EXPULSION OF ARABS
How would the world have reacted if the Israeli army were expelling Arabs from their homes, dragging them by their kefiyahs? Would the UN not strongly condemn Israel’s “Nazi like” tactics? Would the US State Dept. not issue a warning note? Would Amnesty International not protest Israel’s use of violence against innocent civilians? And would not the world’s media be quick to feature the brutality of the “occupation army”? But here the world looks on with equaniminity. Israel is even praised for its “courage.” The Jew being evicted from his home is perfectly congruent with the world’s view of reality.
MARTYROLOGY WILL NEVER BE THE SAME
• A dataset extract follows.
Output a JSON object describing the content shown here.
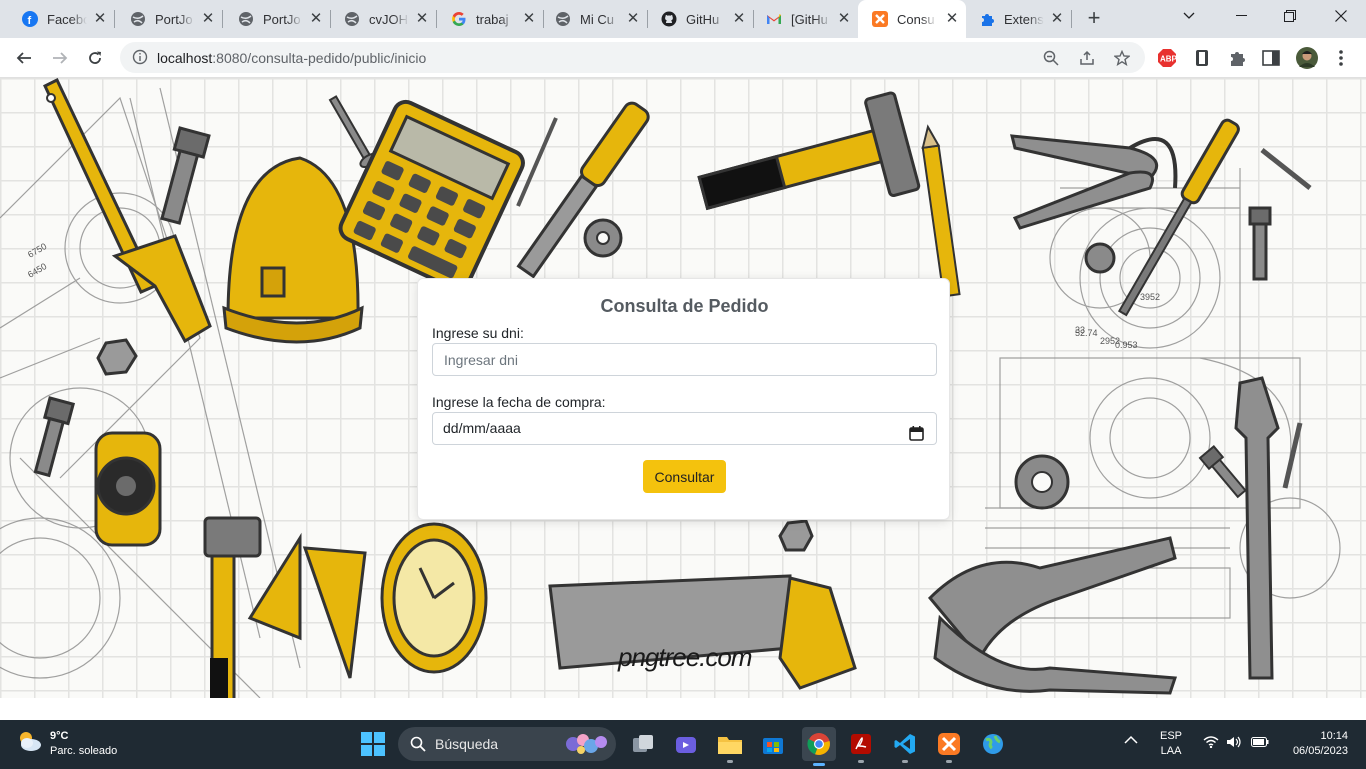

Rachel Corrie was a young American radical who came to Israel to help the Arabs. The group to which she belonged considers “armed struggle” to be “a Palestinian right.” This past year, Israel was destroying buildings that concealed tunnels through which terrorist weapons were being smuggled. Rachel deliberately jumped in front of an Israeli army bulldozer and was accidentally killed. Investigations determined that her death was in fact accidental. But no matter. She became an overnight heroine and martyr of the international Left. And now in London there is a play about her life, glorifying the cause of the Arabs and, of course, maligning all of Israel.
One waits in vain for the same London theater to produce a play about the hundreds of Israeli women who have been cold-bloodedly butchered by the Arabs in the past few years. About these Jewish Rachels there is only silence. After all, they had it coming to them; they are brutal occupiers. The mothers and daughters killed while riding a bus; the brides murdered in cafes; the many other Jewish Rachels – all brutal occupiers. This London play is exactly that: a play, a game, with no connection to reality. It gives martyrology a bad name.
COLOR HOPE ORANGE
Somehow, although the recrudescence of anti-Semitism in Europe is worrisome, the very thought of Jews fighting other Jews in the land of the Jews is far more depressing. We Jews managed to survive in the Galut despite the venomous hatred all around us. But when we are put in charge of our own destiny, we do not do such a good job. Despite the tremendous strides this little country has made in its brief modern history, the gnawing question keeps recurring: Will we be able to survive as a Jewish nation in a Biblical land that is governed by Jews on behalf of Jews?
I am glad that orange is the chosen symbol of solidarity with the Gaza pioneers. It is a color of life, and hope, and promise, and freshness – qualities which are presently not in abundant supply.
May we be blessed from above with much orange.